#### [Task requirements]
All the entries need to be duplicated exactly, with the pictures omitted.

#### [Study material]
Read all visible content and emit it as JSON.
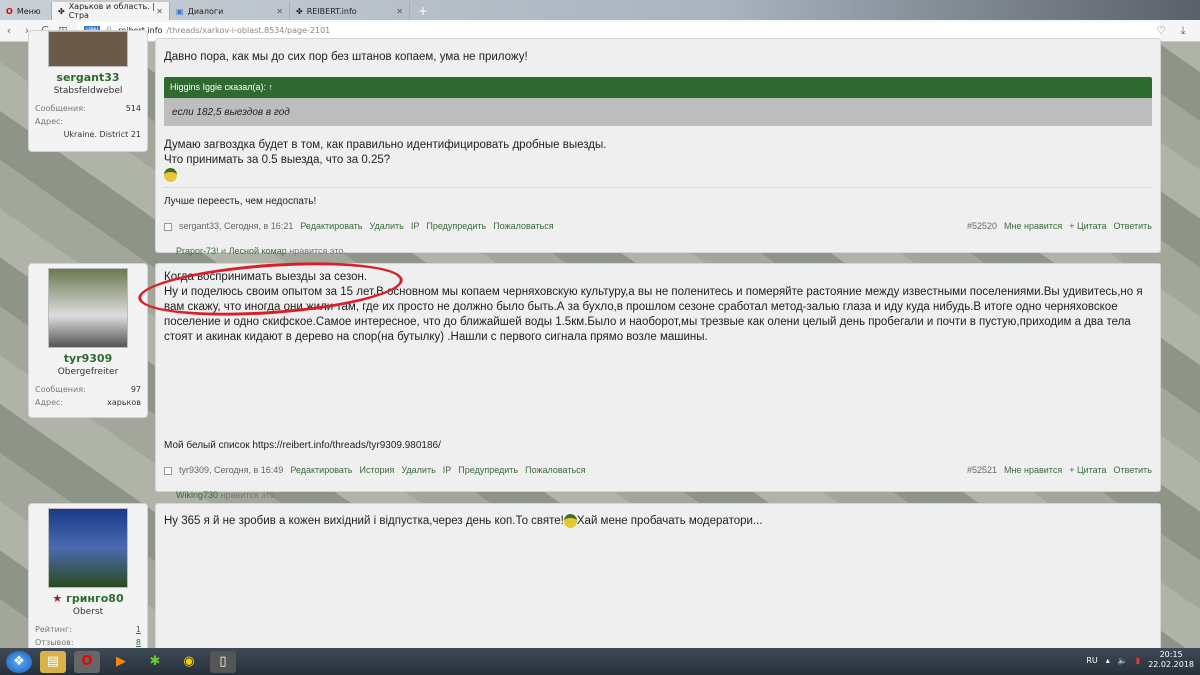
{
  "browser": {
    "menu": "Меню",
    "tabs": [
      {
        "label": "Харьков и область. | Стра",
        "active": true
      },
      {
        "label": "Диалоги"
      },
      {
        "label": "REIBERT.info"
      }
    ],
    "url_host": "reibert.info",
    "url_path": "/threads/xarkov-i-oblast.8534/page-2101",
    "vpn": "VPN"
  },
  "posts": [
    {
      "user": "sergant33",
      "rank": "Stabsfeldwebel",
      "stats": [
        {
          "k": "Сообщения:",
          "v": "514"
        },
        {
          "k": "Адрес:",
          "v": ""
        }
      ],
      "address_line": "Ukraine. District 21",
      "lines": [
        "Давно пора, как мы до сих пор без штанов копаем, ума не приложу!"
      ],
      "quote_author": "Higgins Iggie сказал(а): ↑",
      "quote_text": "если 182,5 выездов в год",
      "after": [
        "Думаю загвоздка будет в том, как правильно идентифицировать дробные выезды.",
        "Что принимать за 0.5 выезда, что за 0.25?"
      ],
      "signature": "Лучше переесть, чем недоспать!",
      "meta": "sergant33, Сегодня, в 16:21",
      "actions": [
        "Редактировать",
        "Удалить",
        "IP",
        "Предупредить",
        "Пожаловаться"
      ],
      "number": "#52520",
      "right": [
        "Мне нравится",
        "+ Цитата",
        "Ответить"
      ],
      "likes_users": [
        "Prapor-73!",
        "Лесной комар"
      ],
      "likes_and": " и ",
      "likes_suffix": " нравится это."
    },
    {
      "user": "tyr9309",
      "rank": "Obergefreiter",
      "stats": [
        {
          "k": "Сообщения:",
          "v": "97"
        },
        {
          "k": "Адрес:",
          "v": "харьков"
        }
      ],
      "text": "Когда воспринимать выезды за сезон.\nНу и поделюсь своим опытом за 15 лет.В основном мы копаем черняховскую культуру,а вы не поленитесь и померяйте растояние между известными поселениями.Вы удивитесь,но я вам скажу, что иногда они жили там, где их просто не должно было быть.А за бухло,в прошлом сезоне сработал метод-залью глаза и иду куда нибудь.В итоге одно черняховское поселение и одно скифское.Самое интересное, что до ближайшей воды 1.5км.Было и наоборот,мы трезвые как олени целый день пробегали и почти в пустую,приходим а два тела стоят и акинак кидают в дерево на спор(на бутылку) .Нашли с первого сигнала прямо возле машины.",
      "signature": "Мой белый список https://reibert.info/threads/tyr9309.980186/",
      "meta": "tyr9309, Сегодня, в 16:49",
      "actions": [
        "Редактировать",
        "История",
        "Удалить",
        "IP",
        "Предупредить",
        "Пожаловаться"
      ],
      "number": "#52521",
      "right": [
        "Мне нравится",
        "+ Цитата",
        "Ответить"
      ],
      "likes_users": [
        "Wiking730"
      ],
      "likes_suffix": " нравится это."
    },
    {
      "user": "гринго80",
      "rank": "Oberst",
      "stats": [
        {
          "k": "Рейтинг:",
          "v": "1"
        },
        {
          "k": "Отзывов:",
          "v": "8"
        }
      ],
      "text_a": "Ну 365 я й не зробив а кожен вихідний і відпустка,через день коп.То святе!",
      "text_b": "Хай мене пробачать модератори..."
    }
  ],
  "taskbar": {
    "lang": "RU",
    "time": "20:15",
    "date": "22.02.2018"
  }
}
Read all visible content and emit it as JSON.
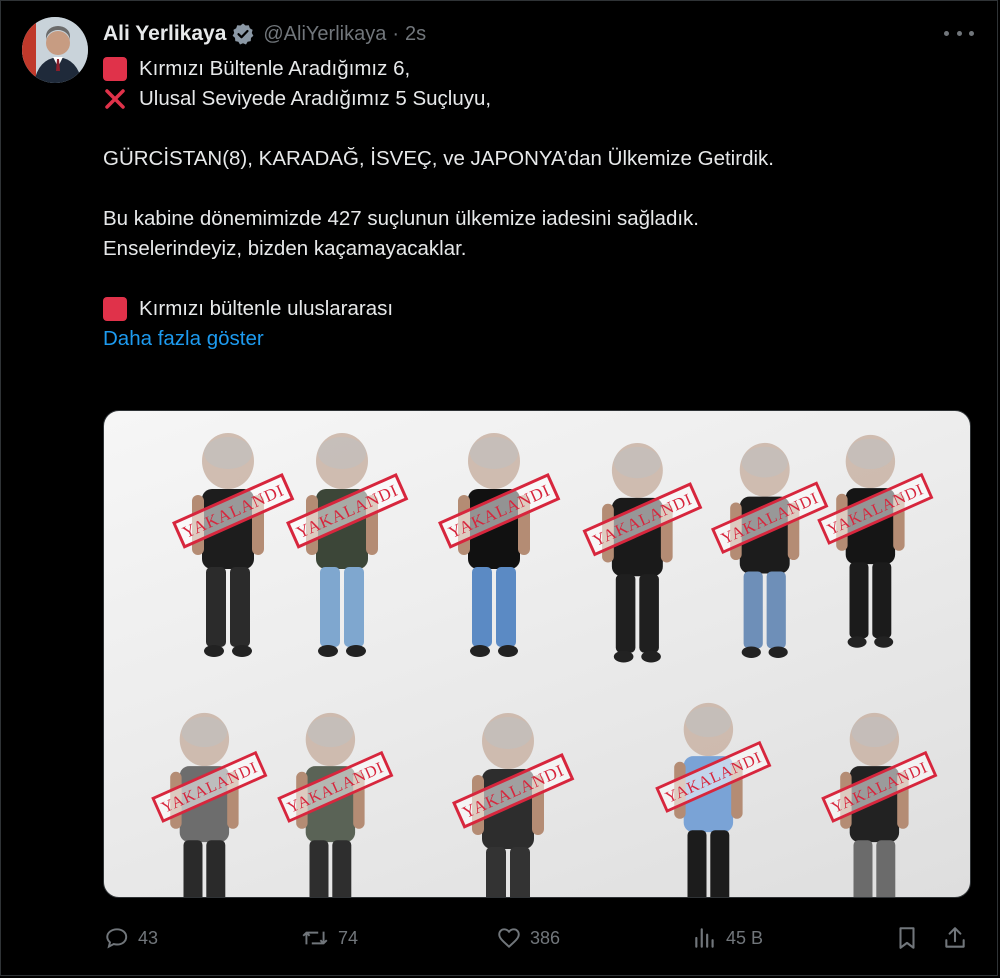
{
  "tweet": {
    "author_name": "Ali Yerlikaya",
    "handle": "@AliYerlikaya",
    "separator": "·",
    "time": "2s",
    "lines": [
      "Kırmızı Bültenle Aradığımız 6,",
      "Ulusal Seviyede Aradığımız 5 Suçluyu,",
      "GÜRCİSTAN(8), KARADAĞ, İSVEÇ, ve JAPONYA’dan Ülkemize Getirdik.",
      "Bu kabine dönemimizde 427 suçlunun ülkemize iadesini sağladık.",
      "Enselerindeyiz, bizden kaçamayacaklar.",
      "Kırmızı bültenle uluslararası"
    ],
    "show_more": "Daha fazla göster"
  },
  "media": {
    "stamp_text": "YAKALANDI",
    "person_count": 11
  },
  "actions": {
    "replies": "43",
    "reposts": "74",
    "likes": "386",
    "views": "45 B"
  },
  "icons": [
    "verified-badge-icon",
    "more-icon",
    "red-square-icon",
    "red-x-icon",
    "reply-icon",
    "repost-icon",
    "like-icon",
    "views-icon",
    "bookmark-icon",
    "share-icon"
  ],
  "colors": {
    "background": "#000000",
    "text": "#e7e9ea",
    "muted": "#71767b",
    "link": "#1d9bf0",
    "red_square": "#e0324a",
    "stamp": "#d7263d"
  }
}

#### [Reply to the exercise]
Read all visible content and emit it as JSON.
{
  "browser": {
    "menu": "Меню",
    "tabs": [
      {
        "label": "Харьков и область. | Стра",
        "active": true
      },
      {
        "label": "Диалоги"
      },
      {
        "label": "REIBERT.info"
      }
    ],
    "url_host": "reibert.info",
    "url_path": "/threads/xarkov-i-oblast.8534/page-2101",
    "vpn": "VPN"
  },
  "posts": [
    {
      "user": "sergant33",
      "rank": "Stabsfeldwebel",
      "stats": [
        {
          "k": "Сообщения:",
          "v": "514"
        },
        {
          "k": "Адрес:",
          "v": ""
        }
      ],
      "address_line": "Ukraine. District 21",
      "lines": [
        "Давно пора, как мы до сих пор без штанов копаем, ума не приложу!"
      ],
      "quote_author": "Higgins Iggie сказал(а): ↑",
      "quote_text": "если 182,5 выездов в год",
      "after": [
        "Думаю загвоздка будет в том, как правильно идентифицировать дробные выезды.",
        "Что принимать за 0.5 выезда, что за 0.25?"
      ],
      "signature": "Лучше переесть, чем недоспать!",
      "meta": "sergant33, Сегодня, в 16:21",
      "actions": [
        "Редактировать",
        "Удалить",
        "IP",
        "Предупредить",
        "Пожаловаться"
      ],
      "number": "#52520",
      "right": [
        "Мне нравится",
        "+ Цитата",
        "Ответить"
      ],
      "likes_users": [
        "Prapor-73!",
        "Лесной комар"
      ],
      "likes_and": " и ",
      "likes_suffix": " нравится это."
    },
    {
      "user": "tyr9309",
      "rank": "Obergefreiter",
      "stats": [
        {
          "k": "Сообщения:",
          "v": "97"
        },
        {
          "k": "Адрес:",
          "v": "харьков"
        }
      ],
      "text": "Когда воспринимать выезды за сезон.\nНу и поделюсь своим опытом за 15 лет.В основном мы копаем черняховскую культуру,а вы не поленитесь и померяйте растояние между известными поселениями.Вы удивитесь,но я вам скажу, что иногда они жили там, где их просто не должно было быть.А за бухло,в прошлом сезоне сработал метод-залью глаза и иду куда нибудь.В итоге одно черняховское поселение и одно скифское.Самое интересное, что до ближайшей воды 1.5км.Было и наоборот,мы трезвые как олени целый день пробегали и почти в пустую,приходим а два тела стоят и акинак кидают в дерево на спор(на бутылку) .Нашли с первого сигнала прямо возле машины.",
      "signature": "Мой белый список https://reibert.info/threads/tyr9309.980186/",
      "meta": "tyr9309, Сегодня, в 16:49",
      "actions": [
        "Редактировать",
        "История",
        "Удалить",
        "IP",
        "Предупредить",
        "Пожаловаться"
      ],
      "number": "#52521",
      "right": [
        "Мне нравится",
        "+ Цитата",
        "Ответить"
      ],
      "likes_users": [
        "Wiking730"
      ],
      "likes_suffix": " нравится это."
    },
    {
      "user": "гринго80",
      "rank": "Oberst",
      "stats": [
        {
          "k": "Рейтинг:",
          "v": "1"
        },
        {
          "k": "Отзывов:",
          "v": "8"
        }
      ],
      "text_a": "Ну 365 я й не зробив а кожен вихідний і відпустка,через день коп.То святе!",
      "text_b": "Хай мене пробачать модератори..."
    }
  ],
  "taskbar": {
    "lang": "RU",
    "time": "20:15",
    "date": "22.02.2018"
  }
}
Read all visible content and emit it as JSON.
{
  "tweet": {
    "author_name": "Ali Yerlikaya",
    "handle": "@AliYerlikaya",
    "separator": "·",
    "time": "2s",
    "lines": [
      "Kırmızı Bültenle Aradığımız 6,",
      "Ulusal Seviyede Aradığımız 5 Suçluyu,",
      "GÜRCİSTAN(8), KARADAĞ, İSVEÇ, ve JAPONYA’dan Ülkemize Getirdik.",
      "Bu kabine dönemimizde 427 suçlunun ülkemize iadesini sağladık.",
      "Enselerindeyiz, bizden kaçamayacaklar.",
      "Kırmızı bültenle uluslararası"
    ],
    "show_more": "Daha fazla göster"
  },
  "media": {
    "stamp_text": "YAKALANDI",
    "person_count": 11
  },
  "actions": {
    "replies": "43",
    "reposts": "74",
    "likes": "386",
    "views": "45 B"
  },
  "icons": [
    "verified-badge-icon",
    "more-icon",
    "red-square-icon",
    "red-x-icon",
    "reply-icon",
    "repost-icon",
    "like-icon",
    "views-icon",
    "bookmark-icon",
    "share-icon"
  ],
  "colors": {
    "background": "#000000",
    "text": "#e7e9ea",
    "muted": "#71767b",
    "link": "#1d9bf0",
    "red_square": "#e0324a",
    "stamp": "#d7263d"
  }
}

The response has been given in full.